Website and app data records
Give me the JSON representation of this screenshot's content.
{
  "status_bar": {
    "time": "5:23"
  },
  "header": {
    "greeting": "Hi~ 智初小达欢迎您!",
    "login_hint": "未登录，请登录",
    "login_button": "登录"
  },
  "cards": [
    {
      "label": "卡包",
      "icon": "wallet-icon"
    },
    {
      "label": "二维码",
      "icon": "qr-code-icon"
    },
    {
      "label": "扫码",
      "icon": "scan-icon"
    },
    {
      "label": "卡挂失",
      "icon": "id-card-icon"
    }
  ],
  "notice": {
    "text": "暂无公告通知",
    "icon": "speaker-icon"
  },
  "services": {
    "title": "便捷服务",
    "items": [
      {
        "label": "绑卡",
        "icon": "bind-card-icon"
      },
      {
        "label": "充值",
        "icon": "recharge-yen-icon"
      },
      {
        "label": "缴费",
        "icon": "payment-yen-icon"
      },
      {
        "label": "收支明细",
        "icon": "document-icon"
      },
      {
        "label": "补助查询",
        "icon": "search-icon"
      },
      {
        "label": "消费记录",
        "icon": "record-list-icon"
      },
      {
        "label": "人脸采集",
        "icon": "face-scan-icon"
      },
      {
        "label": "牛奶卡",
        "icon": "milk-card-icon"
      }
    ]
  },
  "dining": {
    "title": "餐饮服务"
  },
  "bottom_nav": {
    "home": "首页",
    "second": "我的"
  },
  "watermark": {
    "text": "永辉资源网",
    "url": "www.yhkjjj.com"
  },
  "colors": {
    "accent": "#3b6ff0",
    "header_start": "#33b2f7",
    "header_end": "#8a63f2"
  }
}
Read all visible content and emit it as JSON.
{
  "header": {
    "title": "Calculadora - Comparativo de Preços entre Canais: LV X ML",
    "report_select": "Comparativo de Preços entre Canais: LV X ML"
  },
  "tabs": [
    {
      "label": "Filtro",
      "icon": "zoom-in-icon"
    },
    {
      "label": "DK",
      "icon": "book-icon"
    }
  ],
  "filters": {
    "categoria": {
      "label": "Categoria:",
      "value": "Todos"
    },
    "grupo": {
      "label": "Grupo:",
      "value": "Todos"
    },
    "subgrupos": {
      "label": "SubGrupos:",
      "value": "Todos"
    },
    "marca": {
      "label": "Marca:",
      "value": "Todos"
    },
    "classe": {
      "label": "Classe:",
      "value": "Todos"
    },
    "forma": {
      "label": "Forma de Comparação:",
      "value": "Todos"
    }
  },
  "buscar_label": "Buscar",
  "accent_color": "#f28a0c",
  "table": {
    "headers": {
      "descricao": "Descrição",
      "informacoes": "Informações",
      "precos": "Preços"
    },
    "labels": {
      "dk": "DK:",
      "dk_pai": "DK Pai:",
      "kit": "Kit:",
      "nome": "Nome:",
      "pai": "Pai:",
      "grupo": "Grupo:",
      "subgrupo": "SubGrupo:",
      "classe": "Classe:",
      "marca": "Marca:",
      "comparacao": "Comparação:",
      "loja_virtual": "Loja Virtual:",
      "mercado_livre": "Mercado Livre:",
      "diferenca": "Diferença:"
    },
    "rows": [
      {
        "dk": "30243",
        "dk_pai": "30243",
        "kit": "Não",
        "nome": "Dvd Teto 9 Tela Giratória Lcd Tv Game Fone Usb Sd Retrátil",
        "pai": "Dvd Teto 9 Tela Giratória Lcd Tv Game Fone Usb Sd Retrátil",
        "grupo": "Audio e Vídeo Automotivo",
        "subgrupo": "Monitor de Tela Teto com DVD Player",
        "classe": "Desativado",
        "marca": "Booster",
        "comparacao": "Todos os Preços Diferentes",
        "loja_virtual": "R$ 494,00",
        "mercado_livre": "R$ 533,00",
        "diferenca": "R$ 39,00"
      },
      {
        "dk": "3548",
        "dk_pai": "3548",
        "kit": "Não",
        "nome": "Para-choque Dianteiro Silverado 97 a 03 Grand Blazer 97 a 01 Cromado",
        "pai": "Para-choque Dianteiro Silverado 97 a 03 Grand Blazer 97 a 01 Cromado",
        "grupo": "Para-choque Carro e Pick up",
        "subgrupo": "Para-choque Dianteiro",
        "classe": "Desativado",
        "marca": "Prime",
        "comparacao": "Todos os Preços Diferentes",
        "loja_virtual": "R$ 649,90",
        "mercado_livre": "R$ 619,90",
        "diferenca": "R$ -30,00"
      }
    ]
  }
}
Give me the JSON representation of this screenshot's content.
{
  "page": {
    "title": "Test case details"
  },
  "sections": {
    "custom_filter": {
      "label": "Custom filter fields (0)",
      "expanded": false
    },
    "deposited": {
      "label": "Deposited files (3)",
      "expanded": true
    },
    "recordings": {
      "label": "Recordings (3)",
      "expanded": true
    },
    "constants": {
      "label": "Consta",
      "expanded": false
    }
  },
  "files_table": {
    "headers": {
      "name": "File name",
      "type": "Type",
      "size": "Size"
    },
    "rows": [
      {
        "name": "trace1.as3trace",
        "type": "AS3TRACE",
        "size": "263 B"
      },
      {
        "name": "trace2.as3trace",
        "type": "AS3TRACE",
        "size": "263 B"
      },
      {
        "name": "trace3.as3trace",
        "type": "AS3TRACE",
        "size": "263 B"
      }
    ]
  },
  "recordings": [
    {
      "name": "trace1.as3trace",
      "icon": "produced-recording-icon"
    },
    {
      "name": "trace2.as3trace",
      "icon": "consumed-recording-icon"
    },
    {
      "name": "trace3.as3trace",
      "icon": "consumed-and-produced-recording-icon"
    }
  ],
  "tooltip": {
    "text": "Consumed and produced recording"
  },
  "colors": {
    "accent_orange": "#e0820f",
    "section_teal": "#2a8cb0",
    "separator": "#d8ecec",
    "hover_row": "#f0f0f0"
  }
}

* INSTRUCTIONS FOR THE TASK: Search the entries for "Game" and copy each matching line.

* RESULT OF THIS TASK:
        "nome": "Dvd Teto 9 Tela Giratória Lcd Tv Game Fone Usb Sd Retrátil",
        "pai": "Dvd Teto 9 Tela Giratória Lcd Tv Game Fone Usb Sd Retrátil",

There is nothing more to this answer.